> [WHAT TO DO]: All that is wanted is how many lines in the records below include the string "Dashboard".

> [Items from a dataset]:
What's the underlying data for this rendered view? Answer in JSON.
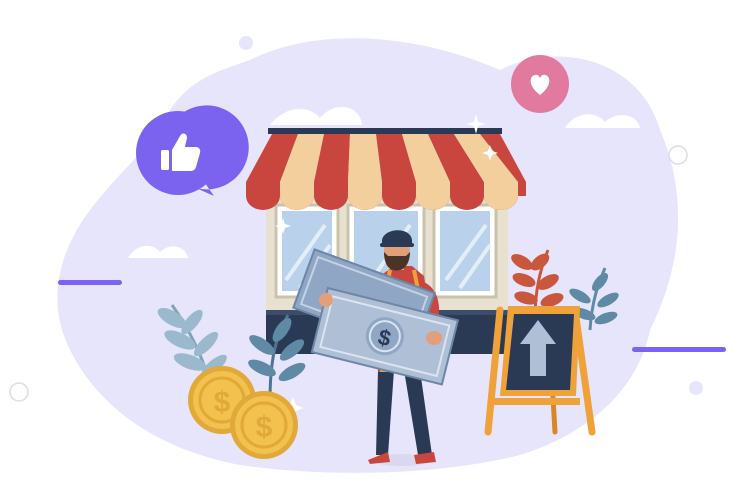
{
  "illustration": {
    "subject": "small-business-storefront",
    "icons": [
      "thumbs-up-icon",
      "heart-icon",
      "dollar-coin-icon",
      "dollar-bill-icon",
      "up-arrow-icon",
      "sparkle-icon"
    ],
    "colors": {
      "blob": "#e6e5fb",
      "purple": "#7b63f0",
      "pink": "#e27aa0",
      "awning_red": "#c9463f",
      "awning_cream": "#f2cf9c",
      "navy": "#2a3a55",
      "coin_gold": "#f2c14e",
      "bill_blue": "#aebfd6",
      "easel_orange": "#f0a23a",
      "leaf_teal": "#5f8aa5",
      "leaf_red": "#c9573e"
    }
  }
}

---

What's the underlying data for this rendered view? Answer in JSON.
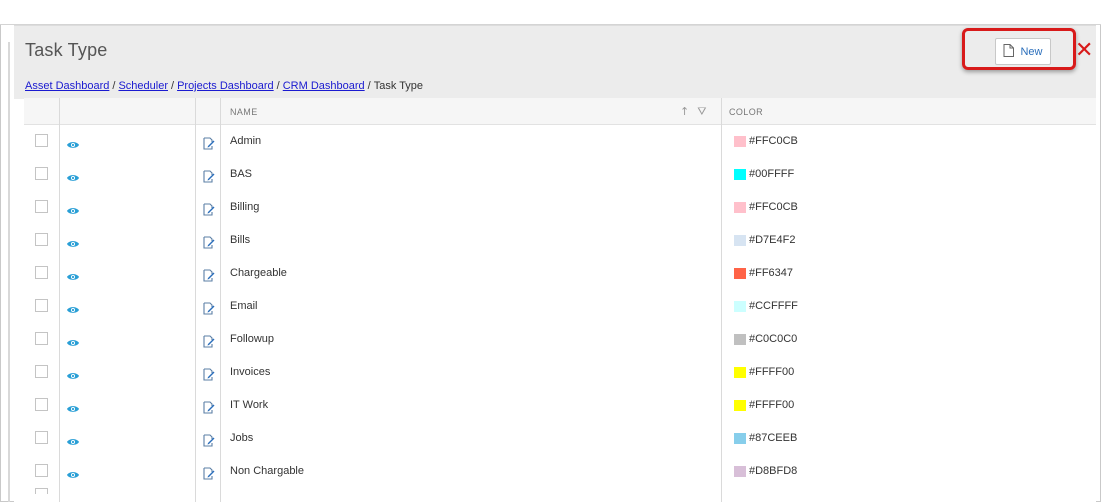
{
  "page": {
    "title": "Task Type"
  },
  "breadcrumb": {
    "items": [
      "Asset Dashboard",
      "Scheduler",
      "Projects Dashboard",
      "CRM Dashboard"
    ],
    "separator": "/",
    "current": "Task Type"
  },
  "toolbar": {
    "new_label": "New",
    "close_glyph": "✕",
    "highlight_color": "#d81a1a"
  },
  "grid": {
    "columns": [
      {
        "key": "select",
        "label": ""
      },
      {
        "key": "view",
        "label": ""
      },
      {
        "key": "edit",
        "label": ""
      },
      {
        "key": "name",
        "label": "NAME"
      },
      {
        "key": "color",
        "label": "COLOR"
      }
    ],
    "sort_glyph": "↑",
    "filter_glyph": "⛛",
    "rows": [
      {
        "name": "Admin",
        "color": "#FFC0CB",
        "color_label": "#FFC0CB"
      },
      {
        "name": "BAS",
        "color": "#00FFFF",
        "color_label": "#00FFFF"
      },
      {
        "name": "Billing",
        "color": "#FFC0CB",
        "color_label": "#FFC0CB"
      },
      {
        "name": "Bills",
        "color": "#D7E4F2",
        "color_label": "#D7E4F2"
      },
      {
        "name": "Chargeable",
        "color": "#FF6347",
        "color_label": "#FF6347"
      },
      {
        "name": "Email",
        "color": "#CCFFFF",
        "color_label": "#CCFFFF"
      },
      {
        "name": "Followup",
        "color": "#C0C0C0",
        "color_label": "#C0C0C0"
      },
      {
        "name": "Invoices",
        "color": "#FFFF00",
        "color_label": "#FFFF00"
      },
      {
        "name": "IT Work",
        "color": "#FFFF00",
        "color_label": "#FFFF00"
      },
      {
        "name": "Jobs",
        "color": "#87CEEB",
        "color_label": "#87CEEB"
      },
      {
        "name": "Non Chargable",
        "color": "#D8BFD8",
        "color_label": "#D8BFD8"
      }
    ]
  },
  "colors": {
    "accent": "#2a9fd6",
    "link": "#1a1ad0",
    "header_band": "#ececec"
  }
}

> [RESULT OF THIS EXERCISE]: 3